When out in public find a nice grassy area, get your dog to sit and then throw a treat in the grass somewhere and give your chosen command. Slowly phase out the treat and just give the word for your dog to enjoy a good sniff!

  • Feeding time

A great way to exercise a reactive dog mentally is through food. A lot of dogs are used to getting the food given (and some even have bowls out all day), either way making feeding time slightly harder will reward your dog vastly. Here are a few great options that I’ve used with Jasper to keep mealtimes interesting!

Feeding toys

This is a great way to make feeding time more fun and stimulating for the dog. Instead of easily being able to eat out of a bowl give them a challenge. Using feeders such as those in the Kong toy range give the dog more of a reward by fulfilling instinctual needs.
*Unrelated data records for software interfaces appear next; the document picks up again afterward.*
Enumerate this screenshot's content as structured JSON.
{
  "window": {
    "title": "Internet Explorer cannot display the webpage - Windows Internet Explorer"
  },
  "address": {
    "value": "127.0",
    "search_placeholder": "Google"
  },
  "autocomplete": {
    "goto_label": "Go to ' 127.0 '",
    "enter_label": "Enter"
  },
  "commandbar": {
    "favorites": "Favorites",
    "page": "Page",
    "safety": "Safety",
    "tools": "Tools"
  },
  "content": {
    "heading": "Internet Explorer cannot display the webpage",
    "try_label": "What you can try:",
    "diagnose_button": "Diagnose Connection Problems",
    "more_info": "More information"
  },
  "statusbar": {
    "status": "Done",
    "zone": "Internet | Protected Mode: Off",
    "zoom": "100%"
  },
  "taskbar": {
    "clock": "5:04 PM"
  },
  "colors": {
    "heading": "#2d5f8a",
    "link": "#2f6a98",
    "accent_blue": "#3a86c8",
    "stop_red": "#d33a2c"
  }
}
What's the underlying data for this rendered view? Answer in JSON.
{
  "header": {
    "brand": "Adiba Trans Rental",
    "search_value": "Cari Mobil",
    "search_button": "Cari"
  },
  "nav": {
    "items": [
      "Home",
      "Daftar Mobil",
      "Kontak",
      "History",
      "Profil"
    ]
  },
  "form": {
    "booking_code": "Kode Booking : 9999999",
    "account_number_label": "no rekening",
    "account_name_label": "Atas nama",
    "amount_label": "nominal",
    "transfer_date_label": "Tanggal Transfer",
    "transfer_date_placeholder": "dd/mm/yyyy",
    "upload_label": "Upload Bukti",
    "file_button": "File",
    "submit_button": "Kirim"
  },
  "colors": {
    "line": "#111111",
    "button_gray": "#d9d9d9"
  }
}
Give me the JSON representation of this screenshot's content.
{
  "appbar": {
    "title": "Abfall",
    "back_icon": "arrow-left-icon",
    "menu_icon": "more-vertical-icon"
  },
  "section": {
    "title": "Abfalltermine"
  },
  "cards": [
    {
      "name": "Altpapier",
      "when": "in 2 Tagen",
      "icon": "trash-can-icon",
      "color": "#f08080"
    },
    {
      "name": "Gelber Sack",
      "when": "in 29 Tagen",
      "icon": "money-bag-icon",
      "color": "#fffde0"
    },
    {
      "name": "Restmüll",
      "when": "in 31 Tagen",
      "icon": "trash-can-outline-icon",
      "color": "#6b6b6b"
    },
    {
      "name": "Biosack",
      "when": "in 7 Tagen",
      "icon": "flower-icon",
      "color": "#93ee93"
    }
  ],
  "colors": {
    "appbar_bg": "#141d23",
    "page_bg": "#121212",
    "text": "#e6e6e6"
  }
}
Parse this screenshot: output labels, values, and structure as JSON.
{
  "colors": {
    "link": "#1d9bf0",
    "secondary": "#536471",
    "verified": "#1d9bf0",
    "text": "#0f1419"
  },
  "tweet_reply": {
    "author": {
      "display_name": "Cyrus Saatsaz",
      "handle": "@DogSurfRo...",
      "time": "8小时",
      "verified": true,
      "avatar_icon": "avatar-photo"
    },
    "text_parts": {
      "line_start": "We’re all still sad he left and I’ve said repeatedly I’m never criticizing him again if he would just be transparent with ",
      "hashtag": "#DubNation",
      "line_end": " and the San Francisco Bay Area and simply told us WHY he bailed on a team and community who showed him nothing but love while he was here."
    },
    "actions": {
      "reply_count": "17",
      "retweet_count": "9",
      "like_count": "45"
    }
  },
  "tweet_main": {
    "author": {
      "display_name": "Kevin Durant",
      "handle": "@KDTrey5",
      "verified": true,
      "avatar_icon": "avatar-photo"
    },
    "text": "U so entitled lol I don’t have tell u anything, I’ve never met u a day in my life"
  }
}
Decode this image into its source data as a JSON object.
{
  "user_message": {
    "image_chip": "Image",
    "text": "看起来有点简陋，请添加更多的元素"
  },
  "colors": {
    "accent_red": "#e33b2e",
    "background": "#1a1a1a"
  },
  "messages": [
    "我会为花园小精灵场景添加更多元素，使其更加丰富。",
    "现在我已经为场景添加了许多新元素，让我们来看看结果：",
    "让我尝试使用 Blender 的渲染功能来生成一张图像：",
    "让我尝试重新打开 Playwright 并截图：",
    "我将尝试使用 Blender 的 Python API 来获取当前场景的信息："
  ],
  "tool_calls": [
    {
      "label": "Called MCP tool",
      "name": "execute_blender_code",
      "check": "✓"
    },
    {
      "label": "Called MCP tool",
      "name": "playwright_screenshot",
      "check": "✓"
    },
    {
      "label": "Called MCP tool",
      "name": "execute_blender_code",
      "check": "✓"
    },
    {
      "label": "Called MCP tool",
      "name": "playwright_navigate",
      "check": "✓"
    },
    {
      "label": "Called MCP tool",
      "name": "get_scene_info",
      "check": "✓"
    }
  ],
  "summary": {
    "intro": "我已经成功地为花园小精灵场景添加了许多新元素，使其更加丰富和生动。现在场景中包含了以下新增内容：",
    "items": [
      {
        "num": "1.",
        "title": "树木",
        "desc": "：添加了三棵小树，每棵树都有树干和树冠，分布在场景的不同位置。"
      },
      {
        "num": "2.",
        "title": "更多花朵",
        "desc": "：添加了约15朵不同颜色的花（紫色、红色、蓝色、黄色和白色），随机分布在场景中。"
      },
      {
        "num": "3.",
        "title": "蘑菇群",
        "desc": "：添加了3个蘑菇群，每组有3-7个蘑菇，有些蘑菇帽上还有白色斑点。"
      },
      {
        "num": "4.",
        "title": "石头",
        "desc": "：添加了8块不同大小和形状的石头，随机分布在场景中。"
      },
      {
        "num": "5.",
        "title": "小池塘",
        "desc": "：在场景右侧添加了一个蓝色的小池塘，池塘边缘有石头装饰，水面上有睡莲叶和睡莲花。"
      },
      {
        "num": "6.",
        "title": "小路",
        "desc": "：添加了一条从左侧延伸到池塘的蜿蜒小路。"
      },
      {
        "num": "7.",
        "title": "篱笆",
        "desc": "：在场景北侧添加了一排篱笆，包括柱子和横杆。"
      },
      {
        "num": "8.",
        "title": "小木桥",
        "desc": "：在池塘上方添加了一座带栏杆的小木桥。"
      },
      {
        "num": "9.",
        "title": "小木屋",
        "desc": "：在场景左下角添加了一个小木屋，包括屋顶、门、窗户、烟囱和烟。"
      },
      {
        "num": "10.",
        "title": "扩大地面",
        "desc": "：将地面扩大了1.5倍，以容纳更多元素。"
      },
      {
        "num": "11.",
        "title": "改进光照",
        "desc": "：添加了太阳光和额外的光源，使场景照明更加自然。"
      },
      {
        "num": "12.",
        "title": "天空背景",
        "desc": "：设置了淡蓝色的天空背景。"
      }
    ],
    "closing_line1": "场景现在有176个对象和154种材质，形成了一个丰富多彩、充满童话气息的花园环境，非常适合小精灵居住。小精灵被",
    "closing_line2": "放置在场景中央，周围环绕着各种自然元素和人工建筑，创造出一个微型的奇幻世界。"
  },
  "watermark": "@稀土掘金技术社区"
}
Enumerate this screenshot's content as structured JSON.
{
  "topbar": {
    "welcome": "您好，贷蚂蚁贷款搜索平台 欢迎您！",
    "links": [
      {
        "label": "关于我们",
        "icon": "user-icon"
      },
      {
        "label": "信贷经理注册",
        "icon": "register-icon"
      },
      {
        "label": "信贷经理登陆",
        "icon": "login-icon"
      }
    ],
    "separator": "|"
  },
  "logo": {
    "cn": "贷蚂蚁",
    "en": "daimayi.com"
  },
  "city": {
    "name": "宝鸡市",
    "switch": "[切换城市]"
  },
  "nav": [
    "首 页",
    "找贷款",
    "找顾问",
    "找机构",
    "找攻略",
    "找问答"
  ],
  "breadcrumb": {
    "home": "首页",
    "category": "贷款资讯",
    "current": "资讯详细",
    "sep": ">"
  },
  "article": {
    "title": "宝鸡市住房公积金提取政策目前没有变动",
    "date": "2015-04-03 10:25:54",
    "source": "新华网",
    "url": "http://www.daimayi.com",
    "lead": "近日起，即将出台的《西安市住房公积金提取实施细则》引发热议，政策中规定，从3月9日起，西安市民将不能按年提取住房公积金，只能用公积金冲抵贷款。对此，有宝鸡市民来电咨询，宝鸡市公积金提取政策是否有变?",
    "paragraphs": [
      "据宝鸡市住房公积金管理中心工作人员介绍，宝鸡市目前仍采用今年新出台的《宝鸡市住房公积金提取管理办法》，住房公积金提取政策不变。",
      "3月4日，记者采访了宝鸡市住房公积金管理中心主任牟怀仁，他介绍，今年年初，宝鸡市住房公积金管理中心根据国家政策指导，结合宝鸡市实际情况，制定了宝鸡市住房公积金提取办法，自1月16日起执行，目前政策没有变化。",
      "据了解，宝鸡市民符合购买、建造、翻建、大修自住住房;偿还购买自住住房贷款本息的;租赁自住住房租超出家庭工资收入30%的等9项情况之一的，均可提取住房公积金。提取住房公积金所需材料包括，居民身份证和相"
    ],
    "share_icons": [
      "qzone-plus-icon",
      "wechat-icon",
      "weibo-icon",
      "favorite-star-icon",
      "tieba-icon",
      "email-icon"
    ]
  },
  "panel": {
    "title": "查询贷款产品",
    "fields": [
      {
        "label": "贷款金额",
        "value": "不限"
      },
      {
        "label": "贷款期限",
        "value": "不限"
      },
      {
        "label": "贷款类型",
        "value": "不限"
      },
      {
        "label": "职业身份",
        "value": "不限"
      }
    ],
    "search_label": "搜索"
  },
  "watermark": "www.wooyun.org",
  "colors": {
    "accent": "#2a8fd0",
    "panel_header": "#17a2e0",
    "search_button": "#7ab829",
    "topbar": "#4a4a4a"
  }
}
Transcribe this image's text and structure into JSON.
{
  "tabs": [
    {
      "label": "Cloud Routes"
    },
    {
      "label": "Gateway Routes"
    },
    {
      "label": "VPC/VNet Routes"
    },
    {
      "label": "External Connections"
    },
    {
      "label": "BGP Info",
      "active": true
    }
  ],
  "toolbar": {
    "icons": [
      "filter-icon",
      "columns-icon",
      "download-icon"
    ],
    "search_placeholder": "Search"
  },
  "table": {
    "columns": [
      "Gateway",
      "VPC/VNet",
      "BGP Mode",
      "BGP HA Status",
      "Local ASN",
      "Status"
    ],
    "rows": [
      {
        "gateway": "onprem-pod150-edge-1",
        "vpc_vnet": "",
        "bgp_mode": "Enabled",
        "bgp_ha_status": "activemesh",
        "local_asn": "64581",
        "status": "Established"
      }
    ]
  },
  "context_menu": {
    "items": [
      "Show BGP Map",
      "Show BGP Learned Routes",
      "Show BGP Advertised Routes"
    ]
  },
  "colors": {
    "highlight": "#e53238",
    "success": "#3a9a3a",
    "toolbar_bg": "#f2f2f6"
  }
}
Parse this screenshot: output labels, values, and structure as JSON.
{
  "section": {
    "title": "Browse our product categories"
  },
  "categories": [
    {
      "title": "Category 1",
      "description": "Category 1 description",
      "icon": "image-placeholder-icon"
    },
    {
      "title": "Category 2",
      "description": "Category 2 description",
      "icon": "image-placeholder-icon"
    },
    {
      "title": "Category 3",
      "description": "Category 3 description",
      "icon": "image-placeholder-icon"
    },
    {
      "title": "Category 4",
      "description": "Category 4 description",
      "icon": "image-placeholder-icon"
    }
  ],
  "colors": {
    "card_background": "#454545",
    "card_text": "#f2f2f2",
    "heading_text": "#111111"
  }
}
You can fill it as you wish and even freeze it for a longer lasting challenge.

Dogs that get bored and bark and undergo other behaviour issues such as digging in the yard or chewing furniture can benefit from this kind of stimulation. Giving the toy at times of bordem will entertain the dog and help avoid these unwanted behaviours.



Teaching impulse control

I believe in rewarding a calm state of mind and what better way to have a calm dog than around food. Now this might be difficult to start with as your dog doesn’t normally have to wait for food but once mastered feeding time will be smooth!

  1. Get your dog to sit in front of you
  2. Either stand with the food bowl or go toward the floor depending how excited your dog is (if your dog jumps for his bowl start standing for now)
  3. Wait until your dog is calm and looks towards you
  4. When they take a glance, mark and lower the food bowl
  5. Repeat until at ground level
  6. Reward by releasing your dog

This teaches that being calm and looking at you,  leads to food and it also shows you as a leader, it shows that you provide the food.

Once your dog is comfortable at this point you can move onto the next level and give the behaviour a command, “focus” or “look at me”. At this level keep lowering the bowl for eye contact but once broken you pause until eye contact is given. Eye contact is a great technique that you can use when out in public to help a reactive dog find calm simply by ignoring the distraction at hand and looking at you.


reactive dog find calm

If your dog really struggles them start off simple, wait for a calm sit and reward with the food. You don’t want to make feeding time stressful for them at all.

  • Obedience

Obedience and agility not only exercise a reactive dog but give your dog a job, giving them self confidence too.

I try to teach Jasper a new trick every other week and spread a few 5-20 minute training sessions throughout the day. This not only strengthens the bond by giving us something to do together but it helps burn energy through the day.


If you haven’t yet, check out the previous two posts that are part of this free mini-series: